Then, we went out for soup.

Wednesday, April 2, 2008

Rocky... road?

I thoroughly enjoy long boarding down Provo canyon. It is so choice. The canyon has a slight decline down the entire trail so as to pave the way for a perfect long boarding ride in which you never have to push, and yet never get going so fast that you feel the need to stop. Really, it is perfect. Because I enjoy it so much, it is my desire for all of my friends to partake.
One night this summer, I convinced my best friend Brian to come along for a ride. He had never ridden a long board, and to put it frankly, is kind of a wuss. I have the magical ability of convincing him to do things of which he has absolutely no desire to do. That’s what friends are for. I couldn’t convince him to ride his own board, but led him to believe that going tandem on my board would be better and safer. A marvelous idea indeed.
We drove up the canyon. He sat nervously in the driver’s seat, biting his fingernails and sweating profusely. It was about 11 pm, and 65 degrees. I didn’t understand the sweating.
We pulled into the parking lot to begin our trek down the canyon. Brian nervously crouched at the front of my board.

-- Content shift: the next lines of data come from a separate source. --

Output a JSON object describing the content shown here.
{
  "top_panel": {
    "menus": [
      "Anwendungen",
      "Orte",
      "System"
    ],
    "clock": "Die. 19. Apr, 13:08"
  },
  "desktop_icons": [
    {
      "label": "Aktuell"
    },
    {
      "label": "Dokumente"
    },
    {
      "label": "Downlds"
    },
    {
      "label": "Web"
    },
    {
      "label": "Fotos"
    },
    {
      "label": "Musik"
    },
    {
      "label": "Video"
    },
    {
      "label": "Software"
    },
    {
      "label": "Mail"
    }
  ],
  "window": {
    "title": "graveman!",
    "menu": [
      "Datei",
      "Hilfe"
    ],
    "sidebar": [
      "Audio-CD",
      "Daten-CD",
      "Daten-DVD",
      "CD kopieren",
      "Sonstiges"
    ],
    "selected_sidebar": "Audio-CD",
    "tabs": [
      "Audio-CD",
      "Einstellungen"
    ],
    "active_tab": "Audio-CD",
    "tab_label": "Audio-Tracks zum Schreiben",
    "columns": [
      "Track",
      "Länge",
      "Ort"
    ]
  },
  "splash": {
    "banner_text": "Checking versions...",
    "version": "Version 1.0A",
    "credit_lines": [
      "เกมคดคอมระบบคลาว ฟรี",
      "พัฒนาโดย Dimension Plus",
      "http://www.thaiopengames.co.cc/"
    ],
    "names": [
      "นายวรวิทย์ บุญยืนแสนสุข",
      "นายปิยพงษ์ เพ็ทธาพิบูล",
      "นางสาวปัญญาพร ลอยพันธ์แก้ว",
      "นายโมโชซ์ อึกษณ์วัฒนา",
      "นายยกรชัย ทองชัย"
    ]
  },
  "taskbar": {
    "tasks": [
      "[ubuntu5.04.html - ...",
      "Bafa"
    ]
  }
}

He closed his eyes, and we were ready to go.
And away we went.
After about 5 minutes down the canyon road, once we were at a point that we could no longer return to the car, I realized something.

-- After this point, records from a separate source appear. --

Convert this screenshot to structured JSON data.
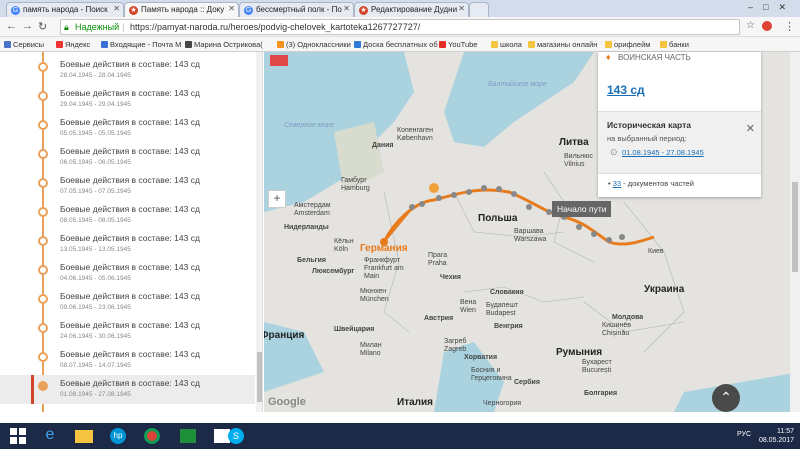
{
  "tabs": [
    {
      "label": "память народа - Поиск",
      "fav_color": "#4285f4",
      "fav_glyph": "G"
    },
    {
      "label": "Память народа :: Доку",
      "fav_color": "#d0442a",
      "fav_glyph": "★"
    },
    {
      "label": "бессмертный полк - По",
      "fav_color": "#4285f4",
      "fav_glyph": "G"
    },
    {
      "label": "Редактирование Дудни",
      "fav_color": "#d0442a",
      "fav_glyph": "★"
    }
  ],
  "address": {
    "secure_label": "Надежный",
    "url": "https://pamyat-naroda.ru/heroes/podvig-chelovek_kartoteka1267727727/"
  },
  "bookmarks": [
    "Сервисы",
    "Яндекс",
    "Входящие - Почта M",
    "Марина Острикова(",
    "(3) Одноклассники",
    "Доска бесплатных об",
    "YouTube",
    "школа",
    "магазины онлайн",
    "орифлейм",
    "банки"
  ],
  "events": [
    {
      "title": "Боевые действия в составе: 143 сд",
      "dates": "28.04.1945 - 28.04.1945"
    },
    {
      "title": "Боевые действия в составе: 143 сд",
      "dates": "29.04.1945 - 29.04.1945"
    },
    {
      "title": "Боевые действия в составе: 143 сд",
      "dates": "05.05.1945 - 05.05.1945"
    },
    {
      "title": "Боевые действия в составе: 143 сд",
      "dates": "06.05.1945 - 06.05.1945"
    },
    {
      "title": "Боевые действия в составе: 143 сд",
      "dates": "07.05.1945 - 07.05.1945"
    },
    {
      "title": "Боевые действия в составе: 143 сд",
      "dates": "08.05.1945 - 08.05.1945"
    },
    {
      "title": "Боевые действия в составе: 143 сд",
      "dates": "13.05.1945 - 13.05.1945"
    },
    {
      "title": "Боевые действия в составе: 143 сд",
      "dates": "04.06.1945 - 05.06.1945"
    },
    {
      "title": "Боевые действия в составе: 143 сд",
      "dates": "09.06.1945 - 23.06.1945"
    },
    {
      "title": "Боевые действия в составе: 143 сд",
      "dates": "24.06.1945 - 30.06.1945"
    },
    {
      "title": "Боевые действия в составе: 143 сд",
      "dates": "08.07.1945 - 14.07.1945"
    },
    {
      "title": "Боевые действия в составе: 143 сд",
      "dates": "01.08.1945 - 27.08.1945"
    }
  ],
  "infobox": {
    "unit_header": "ВОИНСКАЯ ЧАСТЬ",
    "unit_link": "143 сд",
    "hist_title": "Историческая карта",
    "hist_period": "на выбранный период:",
    "hist_dates": "01.08.1945 - 27.08.1945",
    "doc_count": "33",
    "doc_label": " - документов частей"
  },
  "tooltip": "Начало пути",
  "map_labels": {
    "baltic": "Балтийское море",
    "north_sea": "Северное море",
    "denmark": "Дания",
    "copenhagen": "Копенгаген København",
    "hamburg": "Гамбург Hamburg",
    "amsterdam": "Амстердам Amsterdam",
    "netherlands": "Нидерланды",
    "germany": "Германия",
    "belgium": "Бельгия",
    "luxembourg": "Люксембург",
    "frankfurt": "Франкфурт Frankfurt am Main",
    "cologne": "Кёльн Köln",
    "poland": "Польша",
    "warsaw": "Варшава Warszawa",
    "lithuania": "Литва",
    "vilnius": "Вильнюс Vilnius",
    "prague": "Прага Praha",
    "czechia": "Чехия",
    "slovakia": "Словакия",
    "vienna": "Вена Wien",
    "austria": "Австрия",
    "munich": "Мюнхен München",
    "switzerland": "Швейцария",
    "france": "Франция",
    "hungary": "Венгрия",
    "budapest": "Будапешт Budapest",
    "croatia": "Хорватия",
    "zagreb": "Загреб Zagreb",
    "romania": "Румыния",
    "bucharest": "Бухарест București",
    "moldova": "Молдова",
    "chisinau": "Кишинёв Chișinău",
    "ukraine": "Украина",
    "kyiv": "Киев",
    "serbia": "Сербия",
    "bosnia": "Босния и Герцеговина",
    "montenegro": "Черногория",
    "italy": "Италия",
    "milan": "Милан Milano",
    "bulgaria": "Болгария"
  },
  "google_logo": "Google",
  "taskbar": {
    "time": "11:57",
    "date": "08.05.2017",
    "lang": "РУС"
  }
}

We did not have a flash light.
Or cell phones.
Could this be a recipe for disaster? Absolutely. Was Brian angry with me? You bet. Did we keep going anyway? Naturally.

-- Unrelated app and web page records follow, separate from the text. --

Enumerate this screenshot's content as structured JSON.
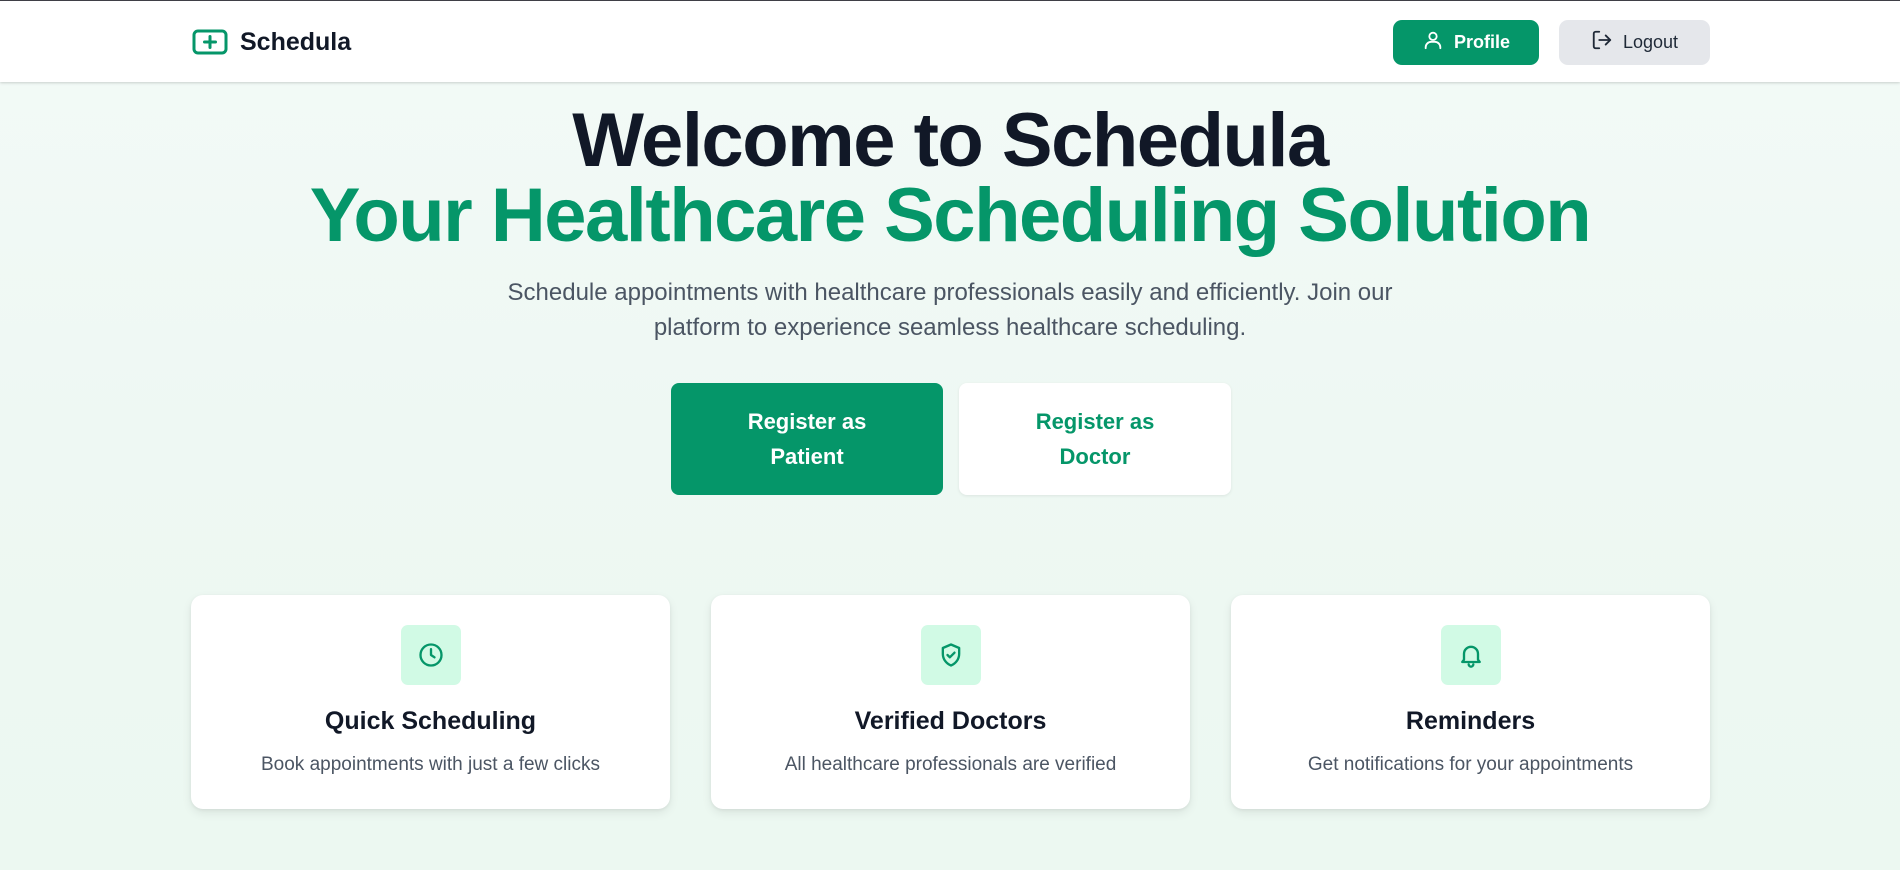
{
  "colors": {
    "accent": "#059669",
    "accent_light": "#d1fae5",
    "text_dark": "#111827",
    "text_muted": "#4b5563",
    "logout_bg": "#e5e7eb"
  },
  "header": {
    "brand": {
      "icon": "medical-plus-icon",
      "name": "Schedula"
    },
    "profile_button": {
      "icon": "user-icon",
      "label": "Profile"
    },
    "logout_button": {
      "icon": "logout-icon",
      "label": "Logout"
    }
  },
  "hero": {
    "title_line1": "Welcome to Schedula",
    "title_line2": "Your Healthcare Scheduling Solution",
    "subtitle": "Schedule appointments with healthcare professionals easily and efficiently. Join our platform to experience seamless healthcare scheduling.",
    "cta_patient": "Register as Patient",
    "cta_doctor": "Register as Doctor"
  },
  "features": [
    {
      "icon": "clock-icon",
      "title": "Quick Scheduling",
      "description": "Book appointments with just a few clicks"
    },
    {
      "icon": "shield-check-icon",
      "title": "Verified Doctors",
      "description": "All healthcare professionals are verified"
    },
    {
      "icon": "bell-icon",
      "title": "Reminders",
      "description": "Get notifications for your appointments"
    }
  ]
}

We continued on our journey. Every so often Brian would wuss out and start to put his feet down, but was quickly reprimanded by yours truly. No need to suck the fun out of the ride. Often the phrase “I’m sorry, I didn’t know you were female” escaped my lips.
He put his feet down again. I became frustrated with him and told him to never under any circumstance put his feet down again. I told him to let me take care of the controls. Speed and what not.
We came to a steeper area. Brian started screaming like a little girl. I could not see a dad gum thing. I also could not think clearly over his female ear busting screeching.
And then it was too late.
I quickly became aware of a dark 3 foot long 4 inch wide slithering lump in the road. It was just long enough to take up basically the whole trail. How considerate. In my mind I saw that I had two choices, 1. Bail and knock Brian off with me. Or 2. Sally up and ride over that chump like the worthless waste of space it was.
I chose the latter.
We made it safely over our obstacle. I was beaming. Ah, success. Brian turned to look at me, face pale, freckles a glow.
“What was that Bri?”
No answer.
He put his feet down again. This time unrelentingly. We came to a full stop.
And he started walking upwards on the trail. We found the hideous creature which we had managed to mangle. It had two perfect dents in its body that sandwiched it to the canyon floor. Brian reached out compassionately for it. The beast struck at his hand.
But this was only a small obstacle on our journey, and we sallied back up on our board and mushed onward down the windy canyon road.
I am led to believe that for at least a moment, Brian was enjoying the ride. The sweet smells of summer, the moonlight, the wind on his face. Everything was going perfectly.
Suddenly we lost control. We were speed wobbling like it was 1999. We were going a little too fast so that we couldn’t bail. I was trying to think quickly, but to no avail. Before I could even really think, our front right wheel went flying off into oblivion.. as did Brian.
He will never go long boarding with me again.